PESHAWAR: In the words of Christopher Reeve, a hero is an ordinary individual who finds the strength to persevere and endure in spite of overwhelming obstacles.
This is exactly the case of Alamzaib Khan, a police officer from K-P who, despite becoming disabled during a terrorist operation, has continued to serve the police force with utmost passion and dedication.
Alamzaib, who serves as the deputy superintendent of police (DSP) at the Faqeerabad Police Station in Peshawar, lost one of his hands in a terrorist attack in Akora Khattak eight years ago.
He was trying to stop a suicide bomber when the latter detonated his grenade vest. The brave officer not only lost his hand but the incident also caused several other injuries, so much so that he remained under treatment for four months at the Combined Military Hospital (CMH) Nowshera and the Doctor Hospital in Lahore.
Even though several police officers embraced martyrdom while fighting the war against terrorism, chivalrous officers like Alamzaib Khan become a source of pride for Khyber-Pakhtunkhwa (K-P) police by not retreating from the battlefield and defeating the terrorists, even if it cost them physical disabilities for life.
After his recovery, Alamzaib rejoined the police force with renewed passion and dedication and was deployed as the Station House Officer (SHO) in Nowshera. Later, he was posted as an SHO in Charsadda before being promoted to the position of DSP operations in Tank, where he has been actively engaged in operations against the terrorists. Besides, he has also served the K-P police in Dera Ismail Khan.

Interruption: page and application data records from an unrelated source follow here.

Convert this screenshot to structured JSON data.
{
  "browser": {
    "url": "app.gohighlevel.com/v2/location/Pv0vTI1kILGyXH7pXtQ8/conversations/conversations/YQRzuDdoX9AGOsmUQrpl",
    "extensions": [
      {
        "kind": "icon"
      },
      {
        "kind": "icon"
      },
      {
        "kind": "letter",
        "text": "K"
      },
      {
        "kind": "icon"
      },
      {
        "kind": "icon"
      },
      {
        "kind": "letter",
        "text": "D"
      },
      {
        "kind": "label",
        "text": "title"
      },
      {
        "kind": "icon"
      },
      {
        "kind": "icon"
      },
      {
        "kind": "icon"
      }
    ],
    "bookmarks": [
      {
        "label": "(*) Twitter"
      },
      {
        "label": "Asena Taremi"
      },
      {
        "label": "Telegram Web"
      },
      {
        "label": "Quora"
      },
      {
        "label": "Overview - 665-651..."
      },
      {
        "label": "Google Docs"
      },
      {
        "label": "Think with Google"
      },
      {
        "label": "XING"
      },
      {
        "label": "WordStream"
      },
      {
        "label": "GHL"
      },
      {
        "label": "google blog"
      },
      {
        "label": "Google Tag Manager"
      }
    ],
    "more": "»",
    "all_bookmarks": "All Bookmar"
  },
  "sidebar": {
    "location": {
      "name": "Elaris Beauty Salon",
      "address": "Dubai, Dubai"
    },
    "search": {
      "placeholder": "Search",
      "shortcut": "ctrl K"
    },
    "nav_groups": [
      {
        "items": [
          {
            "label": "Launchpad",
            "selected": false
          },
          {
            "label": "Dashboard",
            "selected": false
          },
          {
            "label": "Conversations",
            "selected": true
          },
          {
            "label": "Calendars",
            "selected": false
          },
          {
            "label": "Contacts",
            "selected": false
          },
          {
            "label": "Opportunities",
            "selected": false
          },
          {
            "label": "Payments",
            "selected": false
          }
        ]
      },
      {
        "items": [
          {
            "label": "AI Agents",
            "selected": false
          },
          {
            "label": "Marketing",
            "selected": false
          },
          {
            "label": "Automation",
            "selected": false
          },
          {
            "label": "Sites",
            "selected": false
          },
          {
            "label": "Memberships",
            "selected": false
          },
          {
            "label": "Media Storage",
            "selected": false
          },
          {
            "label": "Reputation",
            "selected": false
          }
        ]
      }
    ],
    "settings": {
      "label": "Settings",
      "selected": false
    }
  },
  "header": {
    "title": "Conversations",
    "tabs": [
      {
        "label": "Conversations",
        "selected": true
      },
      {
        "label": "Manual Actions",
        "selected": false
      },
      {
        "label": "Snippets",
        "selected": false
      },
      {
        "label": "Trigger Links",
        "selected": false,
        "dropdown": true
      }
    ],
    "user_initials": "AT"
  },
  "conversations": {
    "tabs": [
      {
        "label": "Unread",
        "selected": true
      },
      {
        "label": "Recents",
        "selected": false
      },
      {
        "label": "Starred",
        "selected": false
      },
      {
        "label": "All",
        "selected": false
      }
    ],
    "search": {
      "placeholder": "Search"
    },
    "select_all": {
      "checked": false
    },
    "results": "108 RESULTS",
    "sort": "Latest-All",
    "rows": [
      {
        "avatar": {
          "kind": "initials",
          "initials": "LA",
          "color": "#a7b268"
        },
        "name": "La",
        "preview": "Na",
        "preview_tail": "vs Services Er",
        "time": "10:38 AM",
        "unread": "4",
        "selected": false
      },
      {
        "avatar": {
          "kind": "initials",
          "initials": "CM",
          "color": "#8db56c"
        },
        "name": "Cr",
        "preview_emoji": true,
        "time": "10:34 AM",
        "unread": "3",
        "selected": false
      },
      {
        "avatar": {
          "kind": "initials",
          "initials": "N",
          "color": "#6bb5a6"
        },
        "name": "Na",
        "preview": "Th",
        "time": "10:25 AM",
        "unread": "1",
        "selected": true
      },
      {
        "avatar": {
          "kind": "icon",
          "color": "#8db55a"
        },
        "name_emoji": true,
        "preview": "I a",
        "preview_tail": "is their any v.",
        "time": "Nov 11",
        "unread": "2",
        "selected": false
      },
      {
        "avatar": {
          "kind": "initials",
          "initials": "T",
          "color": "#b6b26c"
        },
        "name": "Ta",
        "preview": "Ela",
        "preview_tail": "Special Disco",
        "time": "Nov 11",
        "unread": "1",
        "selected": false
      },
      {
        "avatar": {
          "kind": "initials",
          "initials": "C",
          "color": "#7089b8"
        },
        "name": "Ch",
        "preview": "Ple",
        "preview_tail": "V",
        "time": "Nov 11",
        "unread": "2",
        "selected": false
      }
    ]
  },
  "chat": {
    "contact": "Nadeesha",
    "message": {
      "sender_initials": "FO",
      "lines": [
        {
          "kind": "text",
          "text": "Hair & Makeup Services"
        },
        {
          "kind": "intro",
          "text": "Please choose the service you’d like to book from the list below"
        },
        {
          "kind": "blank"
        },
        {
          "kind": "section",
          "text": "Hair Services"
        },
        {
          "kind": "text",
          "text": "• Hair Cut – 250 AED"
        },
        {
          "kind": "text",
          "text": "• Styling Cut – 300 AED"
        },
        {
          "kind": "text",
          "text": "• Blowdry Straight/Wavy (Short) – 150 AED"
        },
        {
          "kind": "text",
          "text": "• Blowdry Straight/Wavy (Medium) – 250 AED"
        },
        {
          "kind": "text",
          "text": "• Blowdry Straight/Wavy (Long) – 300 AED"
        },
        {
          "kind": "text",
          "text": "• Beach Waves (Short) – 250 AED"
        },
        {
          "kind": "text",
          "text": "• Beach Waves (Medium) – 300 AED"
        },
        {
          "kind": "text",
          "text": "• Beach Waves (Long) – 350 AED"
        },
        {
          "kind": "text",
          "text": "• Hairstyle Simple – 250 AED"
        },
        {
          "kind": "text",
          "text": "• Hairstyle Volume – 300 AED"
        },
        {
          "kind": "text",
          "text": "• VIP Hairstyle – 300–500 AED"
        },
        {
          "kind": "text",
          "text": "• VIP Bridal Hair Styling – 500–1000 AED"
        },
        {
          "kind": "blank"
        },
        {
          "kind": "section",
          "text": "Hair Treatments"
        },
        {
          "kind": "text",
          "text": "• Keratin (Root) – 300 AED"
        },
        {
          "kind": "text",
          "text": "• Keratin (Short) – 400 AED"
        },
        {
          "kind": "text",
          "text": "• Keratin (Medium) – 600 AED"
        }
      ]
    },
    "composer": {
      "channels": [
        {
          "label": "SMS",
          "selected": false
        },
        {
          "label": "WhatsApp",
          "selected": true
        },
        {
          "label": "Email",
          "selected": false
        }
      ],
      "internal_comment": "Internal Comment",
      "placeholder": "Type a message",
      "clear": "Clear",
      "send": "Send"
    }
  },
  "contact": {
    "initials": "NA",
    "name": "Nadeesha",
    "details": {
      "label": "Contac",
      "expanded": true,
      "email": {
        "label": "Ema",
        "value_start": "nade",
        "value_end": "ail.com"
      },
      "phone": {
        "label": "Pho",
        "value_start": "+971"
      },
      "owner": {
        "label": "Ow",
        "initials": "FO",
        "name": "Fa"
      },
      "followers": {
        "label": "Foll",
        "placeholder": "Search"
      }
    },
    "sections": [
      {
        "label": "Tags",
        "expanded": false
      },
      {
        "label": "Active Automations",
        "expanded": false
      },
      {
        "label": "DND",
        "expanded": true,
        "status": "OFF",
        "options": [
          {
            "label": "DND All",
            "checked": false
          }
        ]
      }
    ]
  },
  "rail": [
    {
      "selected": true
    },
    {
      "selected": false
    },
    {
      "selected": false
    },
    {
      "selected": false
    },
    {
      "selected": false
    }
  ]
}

In December 2019, he was posted as the DSP of Faqeerabad in Peshawar, where he continues to take part in search and strike operations.
Speaking to The Express Tribune, Alamzaib Khan said that he takes pride in being part of the police force and serving the country, adding that he has never considered his disability to be an impediment.
“The police force comprises brave officers who are not afraid to lay down their lives to defend their country,” he said. “It’s not easy for me to perform my duties — especially carrying out operations — with only one hand, but I take pride in my efforts.”
Even though Alamzaib risked his life while trying to stop the suicide bomber, he did not receive any recognition or awards for his bravery despite a lapse of eight years. No government official has recognised his relentless services even on days like March 23 and August 14 when many unsung heroes are remembered.
“I performed my duties sincerely and did not do it for awards, however, a national-level recognition would increase the morale of other police officers and motivate them to give their cent per cent to eve ry task,” he said.
Published in The Express Tribune, February 23rd, 2020.